M
irsky
— J
ew ish
C
odes
in the year 5285 (1522). But he began to write his code,
Shulhan
Arukh,
after he arrived in Safed in the year 1537. In the follow-
ing year, the famous controversy over the renewal of ordination
took place. R. Jacob Berab, who was ordained by the assembly
of scholars and empowered to ordain others, had time to ordain
but a few scholars before he had to flee from Safed. Chief among
those he ordained was Karo, who became the head of all the
scholars in Safed. This aroused, it seems, feelings of jealousy in
some of his colleagues (see the responsum still in ms. by R.
Moshe b. Joseph de Troni,

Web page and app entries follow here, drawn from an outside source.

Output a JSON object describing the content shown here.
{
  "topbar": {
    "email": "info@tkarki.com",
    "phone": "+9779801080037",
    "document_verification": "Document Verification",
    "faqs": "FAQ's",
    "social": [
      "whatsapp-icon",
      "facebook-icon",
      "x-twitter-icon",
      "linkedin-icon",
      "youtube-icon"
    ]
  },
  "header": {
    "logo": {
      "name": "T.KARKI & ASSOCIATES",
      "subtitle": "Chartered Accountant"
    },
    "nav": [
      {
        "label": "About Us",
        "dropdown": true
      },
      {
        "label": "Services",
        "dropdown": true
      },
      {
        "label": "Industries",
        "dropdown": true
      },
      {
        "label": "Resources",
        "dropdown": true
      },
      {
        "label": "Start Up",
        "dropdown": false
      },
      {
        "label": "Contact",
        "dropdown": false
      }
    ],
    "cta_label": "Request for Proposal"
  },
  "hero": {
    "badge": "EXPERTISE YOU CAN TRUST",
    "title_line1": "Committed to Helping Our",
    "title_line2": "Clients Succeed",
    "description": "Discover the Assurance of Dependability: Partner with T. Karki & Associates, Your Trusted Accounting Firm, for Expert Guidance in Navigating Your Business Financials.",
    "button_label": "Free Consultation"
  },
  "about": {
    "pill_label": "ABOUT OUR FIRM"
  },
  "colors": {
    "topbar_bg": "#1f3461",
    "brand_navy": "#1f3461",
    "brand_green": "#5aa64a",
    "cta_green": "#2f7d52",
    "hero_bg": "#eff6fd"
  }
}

Sefunot,
vol. VI and The School of
R. Jacob Berab, ibid., vol. VII).
Although his being ordained may have enhanced his authority
and may have given the impression that the line of ordination
abruptly halted centuries ago in Tiberias was now resumed in
neighboring Safed, Karo did not stress this point at all. He took
practically no sides in the matter of the renewal of ordination
which was strongly opposed by R. Levi b. Habib of Jerusalem.
An entry in the
Maggid
states that his celestial mentor told Karo:
“Because you have devoted yourself to the cause of the restora-
tion of ordination, therefore you shall be found worthy to be
ordained by all scholars of the land of Israel and the diaspora.
Through you I shall restore ordination.” But in his
Kessef
Mishneh
which he composed after the
Shulhan Arukh,
com-
menting on the passage in Maimonides (Sanhedrin IV) which
served as the halakhic basis for the renewal of ordination, he
expressly did not indicate his approval of the restoration of
ordination. Apparently he preferred to rely more upon the force
of his code than on the formal authority vested in him by
ordination.
The first printed edition of the
Shulhan Arukh
appeared in
Venice in 1565 and was immediately followed by others. Ten
years later (1575) an annotated edition appeared in Krakow car-
rying the annotations by R. Moshe Isserles, but without sources.
The sources were added later by a different hand and are full
of errors, but they have continued to appear in all subsequent
editions.
Jacob Kastro, known by the initial letters of his name as Maha-
rikash, is in a sense the Sephardic Isserles. Since Isserles empha-
sized the Ashkenazic customs while Kastro merely added notes
based on Sephardic responsa literature differing with the deci-
sions of the
Shulhan Arukh,
only Isserles was considered essen-
tial in supplementing the
Shulhan Arukh
and in making it a
unified code for Jewry as a whole.
Additional leaves to the Set Table were added two centuries
later by R. Israel of Shklow in the same city where the
Shulhan
Arukh
was composed, Safed, under the title
Peat haShulhan